Lohengrin, Bayreuth Festival, July 2011Posted on 28 July 2011
The people of Brabant as rats, Elsa in white, wounded with arrows in her back, and Lohengrin during the overture trying to get through white double doors. In 2010 this was the new production that opened the festival — it apparently got a mixed reception, but seeing it for the first time this year I liked it! And so presumably did Angela Merkel who returned as a private citizen to see it again, sitting in the first few rows rather than the main box at the back.
The video projections of rats fighting and metaphorically trying to take over the kingdom were clever, and I loved the opening of Act II with a dead horse and overturned carriage. Telramund and Ortud were evidently trying to abscond with boxes of gold bars that the rats quickly made off with. They have failed in their attempt to take over the kingdom, and the wrecked carriage is representative of their wrecked plans.

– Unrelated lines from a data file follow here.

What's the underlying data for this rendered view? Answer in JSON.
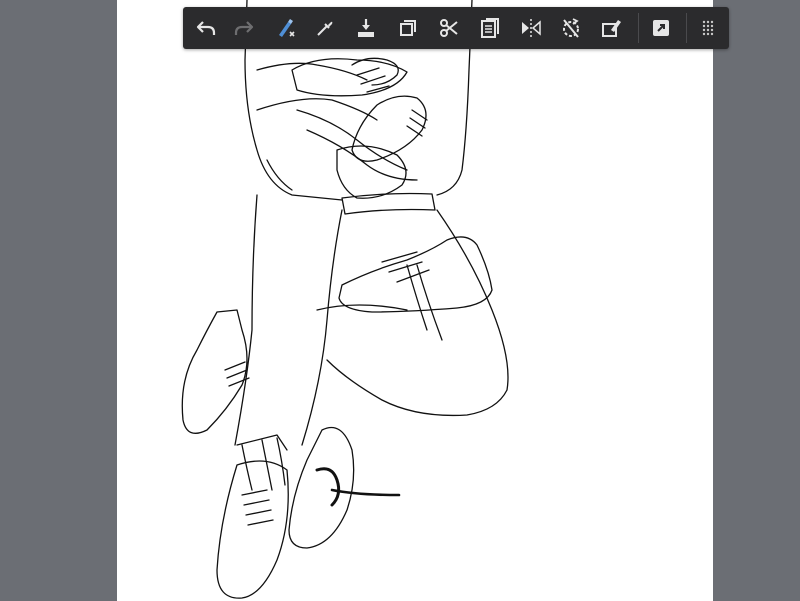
{
  "app": {
    "name": ""
  },
  "toolbar": {
    "items": [
      {
        "icon": "undo-icon",
        "enabled": true
      },
      {
        "icon": "redo-icon",
        "enabled": false
      },
      {
        "icon": "brush-tool-icon",
        "enabled": true
      },
      {
        "icon": "eyedropper-icon",
        "enabled": true
      },
      {
        "icon": "fill-icon",
        "enabled": true
      },
      {
        "icon": "copy-icon",
        "enabled": true
      },
      {
        "icon": "cut-icon",
        "enabled": true
      },
      {
        "icon": "paste-icon",
        "enabled": true
      },
      {
        "icon": "flip-horizontal-icon",
        "enabled": true
      },
      {
        "icon": "rotate-icon",
        "enabled": true
      },
      {
        "icon": "eraser-selection-icon",
        "enabled": true
      },
      {
        "icon": "external-link-icon",
        "enabled": true
      },
      {
        "icon": "more-grip-icon",
        "enabled": true
      }
    ]
  },
  "colors": {
    "workspace": "#6b6e74",
    "canvas": "#ffffff",
    "toolbar": "#2b2b2d",
    "icon": "#e6e6e6",
    "icon_disabled": "#6e6e70",
    "accent": "#4f8fd6"
  }
}
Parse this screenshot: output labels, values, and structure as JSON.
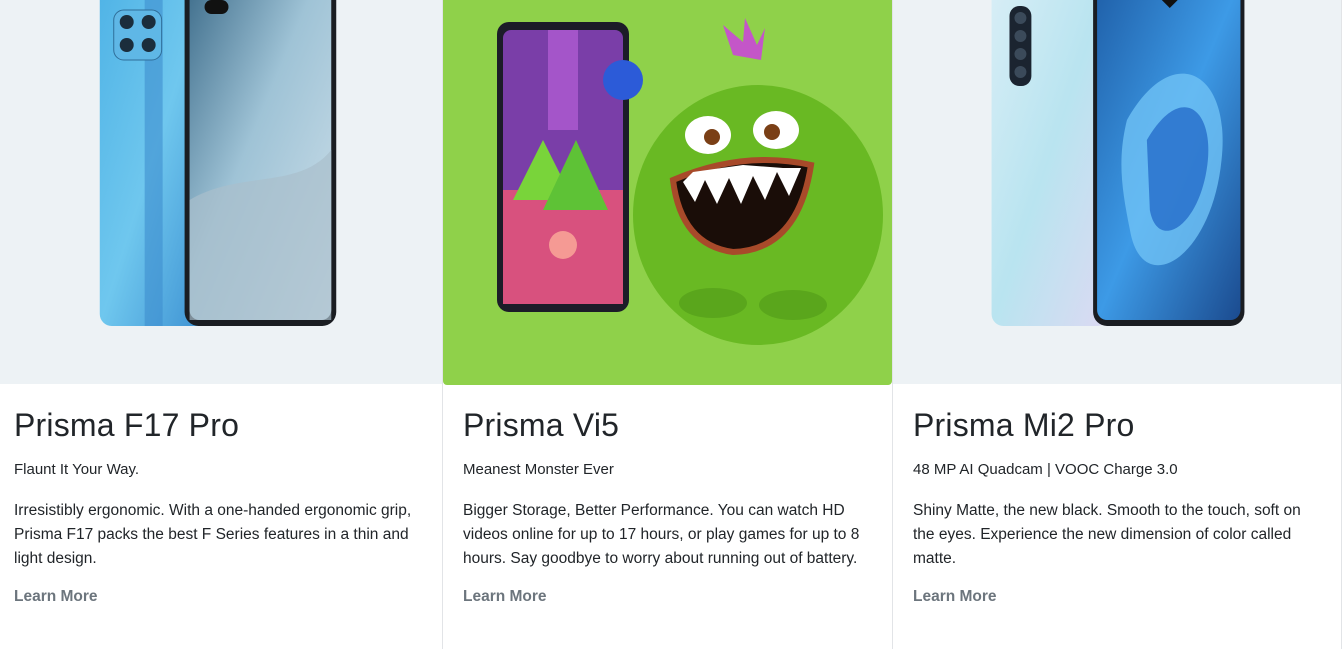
{
  "cards": [
    {
      "title": "Prisma F17 Pro",
      "tagline": "Flaunt It Your Way.",
      "description": "Irresistibly ergonomic. With a one-handed ergonomic grip, Prisma F17 packs the best F Series features in a thin and light design.",
      "link": "Learn More",
      "image": "blue-phone-front-and-back-photo"
    },
    {
      "title": "Prisma Vi5",
      "tagline": "Meanest Monster Ever",
      "description": "Bigger Storage, Better Performance. You can watch HD videos online for up to 17 hours, or play games for up to 8 hours. Say goodbye to worry about running out of battery.",
      "link": "Learn More",
      "image": "phone-with-green-furry-monster-photo"
    },
    {
      "title": "Prisma Mi2 Pro",
      "tagline": "48 MP AI Quadcam | VOOC Charge 3.0",
      "description": "Shiny Matte, the new black. Smooth to the touch, soft on the eyes. Experience the new dimension of color called matte.",
      "link": "Learn More",
      "image": "light-blue-phone-front-and-back-photo"
    }
  ],
  "colors": {
    "media_bg_light": "#edf2f5",
    "media_bg_green": "#8fd14a",
    "link": "#6c757d",
    "text": "#212529"
  }
}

As for Lohengrin himself, Wagner writes in his Mitteilung an meine Freunde (Communication to my friends) that the hero is looking for a woman who “ihn unbedingt liebe” (loves him unconditionally). He longs for the one person who can release him from his solitude, quench his yearning — for love, for being loved, for being understood through love (original German “ihn aus seiner Einsamkeit erlösen, seine Sehnsucht stillen konnte — nach Liebe, nach Geliebtsein, nach Verstandensein durch die Liebe“). He fails of course because Elsa cannot resist demanding the name he can’t reveal without returning immediately to the land of the Grail. When the swan comes back for him, it turns into Elsa’s lost younger brother whom Ortrud bewitched and accused her of murdering, and in this production the brother is an embryo held inside an egg-like container. He rises onto his legs, tears his umbilical cord, and stands there like some far eastern holy man. Lohengrin walked slowly to the front of the stage, the lights went out, and the applause erupted.
Klaus Florian Vogt was an immensely strong and charismatic Lohengrin, assertive against others, yet showing quieter tender moments to the beautiful Elsa of Annette Dasch. Tómas Tómasson sang strongly as Telramund, and Petra Lang was a powerful presence as Ortrud, singing with huge force when the occasion demanded it. Samuel Youn was in good voice and wacky costume as the Herald, and Georg Zeppenfeld showed suitable weakness as King Henry, but sang with firmness, particularly in Act I when he refers to the sword giving a judgement between Trug und Wahrheit (fraud and truth).
Andris Nelsons conducted with energy and what seemed a faster than usual tempo, though I’ve no objection to that since I find this opera can tend to drag despite the beautiful music. In any event, Hans Neuenfels’ production, with costume and stage designs by Reinhard von der Thannen, gives a forward movement to developments and lightens things with a strong splash of colour. I loved the pink mice, and the hugely colourful lady rats at the wedding ceremony. As the mice came on, followed by the ladies I half expected the orchestra to burst into ballet music for Nutcracker or La fille mal gardée, to say nothing of the allusion to Swan Lake with Elsa and Ortrud in their feathered dresses of white and black.
In the end what stands out is: an intriguing production, fine performances from the whole cast, and that wonderful stage moment with the broken carriage and dead horse at the start of Act II. Super.